Support Hyperallergic’s independent arts journalism.
In Leilah Babirye’s latest exhibition, Ebika Bya ba Kuchu mu Buganda (Kuchu Clans of Buganda), discarded objects become queer guardians.
Titled in reference to the term “Kuchu,” an affirming address used within Ugandan queer and trans communities, Babirye’s commanding solo exhibition includes a spread of sculptural objects comprising the “Kuchu Clans of Buganda,” Babirye’s imagined community of queer kin hailing from the Bugandan Kingdom in the artist’s native Uganda.
Spanning two galleries at Gordon Robichaux, these objects stand proudly like subjects of a royal court: majestic ceramic and carved wooden heads glazed in variegated earth tones bode dignified smiles. Some are assembled in groupings on elevated platforms, others rest firmly atop carved foundations on the gallery floors, while the remaining hover on walls like masks.
Shrouded in regality, these gender-fluid subjects wear dazzling headdresses and speckled gems made from repurposed aluminum cans and pressed foil. Many don elaborate updos — tangled twists and braids fashioned from bicycle chains, tires, and nylon cable, further complicate gender presentation in the works and weave in personal narrative, referencing Babirye’s job as a bike messenger in her first years living in New York City after fleeing homophobia in Uganda.
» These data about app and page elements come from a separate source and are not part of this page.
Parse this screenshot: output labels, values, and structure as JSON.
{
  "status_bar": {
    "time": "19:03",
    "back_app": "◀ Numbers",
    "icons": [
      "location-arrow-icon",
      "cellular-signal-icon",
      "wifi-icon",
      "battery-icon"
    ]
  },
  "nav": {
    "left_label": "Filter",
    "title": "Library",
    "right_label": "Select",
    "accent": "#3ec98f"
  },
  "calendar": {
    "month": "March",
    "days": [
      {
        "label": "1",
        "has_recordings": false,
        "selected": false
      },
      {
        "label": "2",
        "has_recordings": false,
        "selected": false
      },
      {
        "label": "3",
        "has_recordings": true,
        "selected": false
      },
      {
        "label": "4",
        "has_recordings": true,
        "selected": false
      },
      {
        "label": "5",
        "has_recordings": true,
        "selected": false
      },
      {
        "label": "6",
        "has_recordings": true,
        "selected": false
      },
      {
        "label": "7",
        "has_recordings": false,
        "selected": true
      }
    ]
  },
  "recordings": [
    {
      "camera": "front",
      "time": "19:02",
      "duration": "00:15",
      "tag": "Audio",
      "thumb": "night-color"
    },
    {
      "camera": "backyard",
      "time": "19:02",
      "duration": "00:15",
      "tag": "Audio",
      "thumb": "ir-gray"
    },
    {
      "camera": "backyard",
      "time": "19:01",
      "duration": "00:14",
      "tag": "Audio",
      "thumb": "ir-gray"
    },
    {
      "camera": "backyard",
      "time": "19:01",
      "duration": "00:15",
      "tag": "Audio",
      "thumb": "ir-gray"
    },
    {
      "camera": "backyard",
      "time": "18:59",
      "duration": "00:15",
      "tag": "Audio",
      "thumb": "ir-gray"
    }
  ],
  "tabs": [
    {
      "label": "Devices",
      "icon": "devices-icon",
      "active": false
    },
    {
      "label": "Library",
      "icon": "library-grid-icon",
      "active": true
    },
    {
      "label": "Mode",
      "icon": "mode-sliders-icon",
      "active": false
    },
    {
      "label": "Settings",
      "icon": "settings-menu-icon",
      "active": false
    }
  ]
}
Babirye additionally inscribes queer lineage in Ugandan ancestral tradition in her ongoing series of monoprint portraits, Kuchu Series (Queer Ugandans) (2020). Using deep acrylic hues, the artist paints resilient faces of chosen kin. Here and elsewhere, Babirye demands a world of queer belonging.
Leilah Babirye: Ebika Bya ba Kuchu mu Buganda (Kuchu Clans of Buganda) continues through November 22 at Gordon Robichaux (41 Union Square West, #925 and #907; Entrance 22 East 17th Street, Flatiron, Manhattan).
New works by one of Bangladesh’s most prominent photojournalists, writers, and activists are on view at the Chicago art space through November 27.
Council often uses humor as a political tool to expose systems of power and inequality in a society in which even death carries a high price tag.
An exhibition at the San Francisco Opera House pairs the work of incarcerated artists with Beethoven’s story of unjust imprisonment.
Many works take disruption and repetition as their themes, and many artists resurface in different sections, creating multiple affinities.
Hear from Holly Jean Buck, Carolina Caycedo and David de Rozas, Simon Denny, Elizabeth Hoover, Renee Kemp-Rotan, Joseph Kunkel, and more at this free public event.
In Cooking with Paris, Hilton capitalizes on her portrayal of being a competent woman, while highlighting its anachronism through her absurd performance. Rosler manipulates the camera in the same way.
EFA Open Studios offers a portal into the creative habitats of over 65 artists working in Manhattan’s longest-running studio program, including Dannielle Tegeder, Wafaa Bilal, Cui Fei, and Anina Major.
A man says Blue Bayou took details of his life without his permission. Several women who appear in the documentary Sabaya say they did not consent to be filmed. How can filmmakers avoid these ethical pitfalls?
Ursula Biemann, Nicolas Bourriaud, and others said they will no longer participate in the event.
There is an official ban against the public mourning of Tiananmen Square victims in Hong Kong and mainland China.